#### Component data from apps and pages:
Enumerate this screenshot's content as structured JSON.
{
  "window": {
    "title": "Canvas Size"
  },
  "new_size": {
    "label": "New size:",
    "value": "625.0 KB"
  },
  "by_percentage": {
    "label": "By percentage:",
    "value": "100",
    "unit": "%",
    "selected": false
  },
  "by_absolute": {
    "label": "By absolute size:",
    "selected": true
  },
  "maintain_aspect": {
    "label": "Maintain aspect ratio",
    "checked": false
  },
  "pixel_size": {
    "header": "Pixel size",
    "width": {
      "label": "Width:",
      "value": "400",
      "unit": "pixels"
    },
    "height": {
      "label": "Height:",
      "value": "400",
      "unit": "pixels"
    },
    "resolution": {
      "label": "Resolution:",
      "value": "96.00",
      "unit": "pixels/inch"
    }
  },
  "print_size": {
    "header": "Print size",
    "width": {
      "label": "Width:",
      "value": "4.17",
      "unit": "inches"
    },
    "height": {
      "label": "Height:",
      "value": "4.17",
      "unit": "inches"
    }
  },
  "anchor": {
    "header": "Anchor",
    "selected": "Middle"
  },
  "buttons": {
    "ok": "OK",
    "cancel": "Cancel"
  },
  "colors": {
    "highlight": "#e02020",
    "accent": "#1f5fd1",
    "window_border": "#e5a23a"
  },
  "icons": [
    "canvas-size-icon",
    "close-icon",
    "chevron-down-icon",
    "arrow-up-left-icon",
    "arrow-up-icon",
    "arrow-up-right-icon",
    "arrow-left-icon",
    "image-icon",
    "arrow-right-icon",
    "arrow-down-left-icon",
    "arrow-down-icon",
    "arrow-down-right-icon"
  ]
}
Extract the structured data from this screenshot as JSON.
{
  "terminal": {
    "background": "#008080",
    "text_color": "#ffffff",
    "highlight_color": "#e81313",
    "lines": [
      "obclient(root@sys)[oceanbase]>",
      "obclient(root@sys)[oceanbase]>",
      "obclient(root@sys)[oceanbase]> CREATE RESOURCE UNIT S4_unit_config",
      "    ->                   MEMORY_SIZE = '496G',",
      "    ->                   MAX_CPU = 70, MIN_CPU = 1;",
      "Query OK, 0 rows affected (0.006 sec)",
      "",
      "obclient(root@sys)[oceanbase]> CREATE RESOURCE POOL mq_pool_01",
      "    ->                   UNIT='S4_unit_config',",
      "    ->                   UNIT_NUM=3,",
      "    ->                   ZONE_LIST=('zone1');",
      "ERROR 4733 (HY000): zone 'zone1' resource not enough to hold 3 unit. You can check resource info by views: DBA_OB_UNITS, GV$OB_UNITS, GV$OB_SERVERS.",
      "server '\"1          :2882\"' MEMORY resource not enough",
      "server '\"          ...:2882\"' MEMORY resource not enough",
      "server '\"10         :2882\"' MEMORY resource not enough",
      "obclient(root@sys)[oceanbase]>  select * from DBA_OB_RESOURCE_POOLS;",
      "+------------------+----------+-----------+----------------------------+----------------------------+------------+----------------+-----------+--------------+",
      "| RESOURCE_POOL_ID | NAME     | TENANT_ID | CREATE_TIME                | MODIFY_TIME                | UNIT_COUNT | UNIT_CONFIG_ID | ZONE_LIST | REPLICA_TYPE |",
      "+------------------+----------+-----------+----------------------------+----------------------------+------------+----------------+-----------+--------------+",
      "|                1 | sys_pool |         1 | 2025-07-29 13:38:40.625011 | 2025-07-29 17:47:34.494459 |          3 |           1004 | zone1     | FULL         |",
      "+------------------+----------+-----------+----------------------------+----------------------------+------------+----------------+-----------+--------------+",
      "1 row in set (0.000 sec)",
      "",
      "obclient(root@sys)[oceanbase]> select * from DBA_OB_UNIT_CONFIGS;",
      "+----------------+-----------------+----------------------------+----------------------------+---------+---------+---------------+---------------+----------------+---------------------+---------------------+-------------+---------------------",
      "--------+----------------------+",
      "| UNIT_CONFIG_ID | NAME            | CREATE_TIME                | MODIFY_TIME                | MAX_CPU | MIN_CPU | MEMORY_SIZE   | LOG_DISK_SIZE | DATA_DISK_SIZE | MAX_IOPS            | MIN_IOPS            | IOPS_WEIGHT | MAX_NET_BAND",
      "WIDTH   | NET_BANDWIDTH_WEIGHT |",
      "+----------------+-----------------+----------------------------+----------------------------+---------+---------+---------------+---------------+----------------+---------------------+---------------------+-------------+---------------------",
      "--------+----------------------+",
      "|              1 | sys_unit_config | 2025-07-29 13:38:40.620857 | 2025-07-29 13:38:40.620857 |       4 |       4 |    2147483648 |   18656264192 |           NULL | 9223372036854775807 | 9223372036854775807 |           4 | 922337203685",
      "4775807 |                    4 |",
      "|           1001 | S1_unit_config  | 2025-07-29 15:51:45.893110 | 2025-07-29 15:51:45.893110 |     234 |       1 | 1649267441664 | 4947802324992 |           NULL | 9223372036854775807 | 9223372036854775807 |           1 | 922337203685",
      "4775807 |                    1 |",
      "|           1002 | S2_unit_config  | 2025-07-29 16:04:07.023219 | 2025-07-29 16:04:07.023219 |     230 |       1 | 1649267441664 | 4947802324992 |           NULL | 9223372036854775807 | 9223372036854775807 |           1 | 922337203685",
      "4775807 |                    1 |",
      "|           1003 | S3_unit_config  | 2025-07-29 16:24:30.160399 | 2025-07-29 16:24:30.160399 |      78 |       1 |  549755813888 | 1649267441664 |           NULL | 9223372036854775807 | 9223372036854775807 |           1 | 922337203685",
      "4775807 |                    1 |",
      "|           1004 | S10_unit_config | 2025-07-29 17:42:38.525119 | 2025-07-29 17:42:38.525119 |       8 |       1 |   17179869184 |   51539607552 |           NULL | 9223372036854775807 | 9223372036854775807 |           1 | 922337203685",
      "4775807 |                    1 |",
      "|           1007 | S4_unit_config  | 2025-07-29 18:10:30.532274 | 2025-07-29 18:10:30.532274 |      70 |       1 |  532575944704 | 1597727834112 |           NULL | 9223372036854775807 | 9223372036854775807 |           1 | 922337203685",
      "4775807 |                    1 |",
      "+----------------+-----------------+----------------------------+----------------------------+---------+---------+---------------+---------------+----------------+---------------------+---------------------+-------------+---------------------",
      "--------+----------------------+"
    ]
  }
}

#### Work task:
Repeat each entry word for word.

#### Task solution:
Enumerate this screenshot's content as structured JSON.
{
  "window": {
    "title": "Canvas Size"
  },
  "new_size": {
    "label": "New size:",
    "value": "625.0 KB"
  },
  "by_percentage": {
    "label": "By percentage:",
    "value": "100",
    "unit": "%",
    "selected": false
  },
  "by_absolute": {
    "label": "By absolute size:",
    "selected": true
  },
  "maintain_aspect": {
    "label": "Maintain aspect ratio",
    "checked": false
  },
  "pixel_size": {
    "header": "Pixel size",
    "width": {
      "label": "Width:",
      "value": "400",
      "unit": "pixels"
    },
    "height": {
      "label": "Height:",
      "value": "400",
      "unit": "pixels"
    },
    "resolution": {
      "label": "Resolution:",
      "value": "96.00",
      "unit": "pixels/inch"
    }
  },
  "print_size": {
    "header": "Print size",
    "width": {
      "label": "Width:",
      "value": "4.17",
      "unit": "inches"
    },
    "height": {
      "label": "Height:",
      "value": "4.17",
      "unit": "inches"
    }
  },
  "anchor": {
    "header": "Anchor",
    "selected": "Middle"
  },
  "buttons": {
    "ok": "OK",
    "cancel": "Cancel"
  },
  "colors": {
    "highlight": "#e02020",
    "accent": "#1f5fd1",
    "window_border": "#e5a23a"
  },
  "icons": [
    "canvas-size-icon",
    "close-icon",
    "chevron-down-icon",
    "arrow-up-left-icon",
    "arrow-up-icon",
    "arrow-up-right-icon",
    "arrow-left-icon",
    "image-icon",
    "arrow-right-icon",
    "arrow-down-left-icon",
    "arrow-down-icon",
    "arrow-down-right-icon"
  ]
}
Extract the structured data from this screenshot as JSON.
{
  "terminal": {
    "background": "#008080",
    "text_color": "#ffffff",
    "highlight_color": "#e81313",
    "lines": [
      "obclient(root@sys)[oceanbase]>",
      "obclient(root@sys)[oceanbase]>",
      "obclient(root@sys)[oceanbase]> CREATE RESOURCE UNIT S4_unit_config",
      "    ->                   MEMORY_SIZE = '496G',",
      "    ->                   MAX_CPU = 70, MIN_CPU = 1;",
      "Query OK, 0 rows affected (0.006 sec)",
      "",
      "obclient(root@sys)[oceanbase]> CREATE RESOURCE POOL mq_pool_01",
      "    ->                   UNIT='S4_unit_config',",
      "    ->                   UNIT_NUM=3,",
      "    ->                   ZONE_LIST=('zone1');",
      "ERROR 4733 (HY000): zone 'zone1' resource not enough to hold 3 unit. You can check resource info by views: DBA_OB_UNITS, GV$OB_UNITS, GV$OB_SERVERS.",
      "server '\"1          :2882\"' MEMORY resource not enough",
      "server '\"          ...:2882\"' MEMORY resource not enough",
      "server '\"10         :2882\"' MEMORY resource not enough",
      "obclient(root@sys)[oceanbase]>  select * from DBA_OB_RESOURCE_POOLS;",
      "+------------------+----------+-----------+----------------------------+----------------------------+------------+----------------+-----------+--------------+",
      "| RESOURCE_POOL_ID | NAME     | TENANT_ID | CREATE_TIME                | MODIFY_TIME                | UNIT_COUNT | UNIT_CONFIG_ID | ZONE_LIST | REPLICA_TYPE |",
      "+------------------+----------+-----------+----------------------------+----------------------------+------------+----------------+-----------+--------------+",
      "|                1 | sys_pool |         1 | 2025-07-29 13:38:40.625011 | 2025-07-29 17:47:34.494459 |          3 |           1004 | zone1     | FULL         |",
      "+------------------+----------+-----------+----------------------------+----------------------------+------------+----------------+-----------+--------------+",
      "1 row in set (0.000 sec)",
      "",
      "obclient(root@sys)[oceanbase]> select * from DBA_OB_UNIT_CONFIGS;",
      "+----------------+-----------------+----------------------------+----------------------------+---------+---------+---------------+---------------+----------------+---------------------+---------------------+-------------+---------------------",
      "--------+----------------------+",
      "| UNIT_CONFIG_ID | NAME            | CREATE_TIME                | MODIFY_TIME                | MAX_CPU | MIN_CPU | MEMORY_SIZE   | LOG_DISK_SIZE | DATA_DISK_SIZE | MAX_IOPS            | MIN_IOPS            | IOPS_WEIGHT | MAX_NET_BAND",
      "WIDTH   | NET_BANDWIDTH_WEIGHT |",
      "+----------------+-----------------+----------------------------+----------------------------+---------+---------+---------------+---------------+----------------+---------------------+---------------------+-------------+---------------------",
      "--------+----------------------+",
      "|              1 | sys_unit_config | 2025-07-29 13:38:40.620857 | 2025-07-29 13:38:40.620857 |       4 |       4 |    2147483648 |   18656264192 |           NULL | 9223372036854775807 | 9223372036854775807 |           4 | 922337203685",
      "4775807 |                    4 |",
      "|           1001 | S1_unit_config  | 2025-07-29 15:51:45.893110 | 2025-07-29 15:51:45.893110 |     234 |       1 | 1649267441664 | 4947802324992 |           NULL | 9223372036854775807 | 9223372036854775807 |           1 | 922337203685",
      "4775807 |                    1 |",
      "|           1002 | S2_unit_config  | 2025-07-29 16:04:07.023219 | 2025-07-29 16:04:07.023219 |     230 |       1 | 1649267441664 | 4947802324992 |           NULL | 9223372036854775807 | 9223372036854775807 |           1 | 922337203685",
      "4775807 |                    1 |",
      "|           1003 | S3_unit_config  | 2025-07-29 16:24:30.160399 | 2025-07-29 16:24:30.160399 |      78 |       1 |  549755813888 | 1649267441664 |           NULL | 9223372036854775807 | 9223372036854775807 |           1 | 922337203685",
      "4775807 |                    1 |",
      "|           1004 | S10_unit_config | 2025-07-29 17:42:38.525119 | 2025-07-29 17:42:38.525119 |       8 |       1 |   17179869184 |   51539607552 |           NULL | 9223372036854775807 | 9223372036854775807 |           1 | 922337203685",
      "4775807 |                    1 |",
      "|           1007 | S4_unit_config  | 2025-07-29 18:10:30.532274 | 2025-07-29 18:10:30.532274 |      70 |       1 |  532575944704 | 1597727834112 |           NULL | 9223372036854775807 | 9223372036854775807 |           1 | 922337203685",
      "4775807 |                    1 |",
      "+----------------+-----------------+----------------------------+----------------------------+---------+---------+---------------+---------------+----------------+---------------------+---------------------+-------------+---------------------",
      "--------+----------------------+"
    ]
  }
}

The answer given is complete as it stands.